*Problem*: Extract all lines in the data that contain the word "JSON".
━━━ Records ━━━
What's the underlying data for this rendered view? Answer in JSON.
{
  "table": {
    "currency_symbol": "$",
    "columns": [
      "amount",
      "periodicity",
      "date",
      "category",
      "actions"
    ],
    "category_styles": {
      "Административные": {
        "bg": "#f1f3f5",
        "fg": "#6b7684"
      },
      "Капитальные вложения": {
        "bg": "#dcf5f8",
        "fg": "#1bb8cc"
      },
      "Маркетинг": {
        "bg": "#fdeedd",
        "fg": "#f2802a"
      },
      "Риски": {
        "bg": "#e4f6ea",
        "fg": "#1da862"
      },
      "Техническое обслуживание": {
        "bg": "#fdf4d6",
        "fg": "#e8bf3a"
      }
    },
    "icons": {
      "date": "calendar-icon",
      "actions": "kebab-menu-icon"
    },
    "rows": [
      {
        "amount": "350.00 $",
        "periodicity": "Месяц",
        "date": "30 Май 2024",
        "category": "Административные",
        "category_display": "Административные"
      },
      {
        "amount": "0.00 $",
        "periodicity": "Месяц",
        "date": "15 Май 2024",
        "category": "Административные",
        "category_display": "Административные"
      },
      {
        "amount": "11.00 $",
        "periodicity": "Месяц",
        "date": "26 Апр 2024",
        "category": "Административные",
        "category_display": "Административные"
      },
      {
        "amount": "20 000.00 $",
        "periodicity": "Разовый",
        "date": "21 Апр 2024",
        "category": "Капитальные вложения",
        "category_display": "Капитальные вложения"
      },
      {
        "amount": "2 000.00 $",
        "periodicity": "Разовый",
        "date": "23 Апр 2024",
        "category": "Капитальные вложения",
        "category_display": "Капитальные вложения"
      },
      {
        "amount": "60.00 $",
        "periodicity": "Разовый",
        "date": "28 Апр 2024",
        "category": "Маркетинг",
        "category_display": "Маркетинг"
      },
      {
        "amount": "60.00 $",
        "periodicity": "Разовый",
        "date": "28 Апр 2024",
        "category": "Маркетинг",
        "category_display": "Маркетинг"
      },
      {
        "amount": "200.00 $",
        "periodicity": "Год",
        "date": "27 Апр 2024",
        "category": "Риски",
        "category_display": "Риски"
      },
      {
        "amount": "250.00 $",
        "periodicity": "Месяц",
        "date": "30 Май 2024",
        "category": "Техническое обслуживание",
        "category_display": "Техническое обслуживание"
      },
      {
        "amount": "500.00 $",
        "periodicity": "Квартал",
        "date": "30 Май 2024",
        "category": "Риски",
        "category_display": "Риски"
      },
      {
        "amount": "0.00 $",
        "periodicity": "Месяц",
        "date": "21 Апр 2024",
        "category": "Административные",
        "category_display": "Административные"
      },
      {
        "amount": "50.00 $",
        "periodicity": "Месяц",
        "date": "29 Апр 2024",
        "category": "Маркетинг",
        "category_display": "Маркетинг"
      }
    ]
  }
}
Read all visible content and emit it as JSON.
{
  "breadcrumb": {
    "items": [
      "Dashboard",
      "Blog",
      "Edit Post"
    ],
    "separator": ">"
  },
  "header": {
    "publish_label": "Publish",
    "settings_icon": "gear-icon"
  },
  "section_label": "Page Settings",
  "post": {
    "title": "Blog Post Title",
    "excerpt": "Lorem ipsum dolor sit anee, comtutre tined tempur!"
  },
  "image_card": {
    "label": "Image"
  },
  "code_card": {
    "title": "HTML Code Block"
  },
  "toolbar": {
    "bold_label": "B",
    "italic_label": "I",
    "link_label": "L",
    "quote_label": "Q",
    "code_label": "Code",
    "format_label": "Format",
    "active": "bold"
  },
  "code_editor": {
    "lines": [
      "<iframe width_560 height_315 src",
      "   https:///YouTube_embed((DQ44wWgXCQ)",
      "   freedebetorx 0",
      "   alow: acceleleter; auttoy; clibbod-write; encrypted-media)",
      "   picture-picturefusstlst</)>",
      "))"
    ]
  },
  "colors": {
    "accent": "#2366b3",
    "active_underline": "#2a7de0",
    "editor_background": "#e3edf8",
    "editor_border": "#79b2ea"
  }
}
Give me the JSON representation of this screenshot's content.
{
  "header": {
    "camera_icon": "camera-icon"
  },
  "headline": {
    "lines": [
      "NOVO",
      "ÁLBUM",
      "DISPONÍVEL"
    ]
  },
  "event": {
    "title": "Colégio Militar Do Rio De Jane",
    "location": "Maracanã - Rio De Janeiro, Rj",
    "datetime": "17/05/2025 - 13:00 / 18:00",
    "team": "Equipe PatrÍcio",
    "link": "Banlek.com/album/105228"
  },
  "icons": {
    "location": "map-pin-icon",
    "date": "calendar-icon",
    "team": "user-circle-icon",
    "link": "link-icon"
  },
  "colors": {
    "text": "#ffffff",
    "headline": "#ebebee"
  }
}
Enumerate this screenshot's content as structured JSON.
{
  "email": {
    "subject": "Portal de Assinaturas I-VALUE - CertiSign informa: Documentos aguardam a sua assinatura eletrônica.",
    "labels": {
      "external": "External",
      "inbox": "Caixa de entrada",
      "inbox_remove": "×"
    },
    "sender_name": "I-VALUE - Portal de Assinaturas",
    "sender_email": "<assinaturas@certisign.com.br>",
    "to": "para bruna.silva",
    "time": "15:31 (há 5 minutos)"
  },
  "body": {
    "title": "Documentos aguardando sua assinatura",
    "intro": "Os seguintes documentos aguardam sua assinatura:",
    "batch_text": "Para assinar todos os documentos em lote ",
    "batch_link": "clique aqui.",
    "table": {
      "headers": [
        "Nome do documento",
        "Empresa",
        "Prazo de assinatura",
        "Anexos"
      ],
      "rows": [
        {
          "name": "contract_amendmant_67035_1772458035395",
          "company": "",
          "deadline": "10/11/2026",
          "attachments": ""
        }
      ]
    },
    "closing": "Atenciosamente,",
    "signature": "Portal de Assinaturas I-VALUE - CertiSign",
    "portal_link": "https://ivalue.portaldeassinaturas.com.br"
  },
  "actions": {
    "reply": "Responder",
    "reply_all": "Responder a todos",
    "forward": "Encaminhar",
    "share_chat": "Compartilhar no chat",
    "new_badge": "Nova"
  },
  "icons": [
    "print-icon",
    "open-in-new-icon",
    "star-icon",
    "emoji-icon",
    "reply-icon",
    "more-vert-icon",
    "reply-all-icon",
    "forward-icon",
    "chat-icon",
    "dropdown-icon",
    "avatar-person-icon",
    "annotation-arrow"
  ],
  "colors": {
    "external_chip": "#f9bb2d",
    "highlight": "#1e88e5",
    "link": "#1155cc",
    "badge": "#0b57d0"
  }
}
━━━
*Expected output*:
What's the underlying data for this rendered view? Answer in JSON.
Read all visible content and emit it as JSON.
Give me the JSON representation of this screenshot's content.
Enumerate this screenshot's content as structured JSON.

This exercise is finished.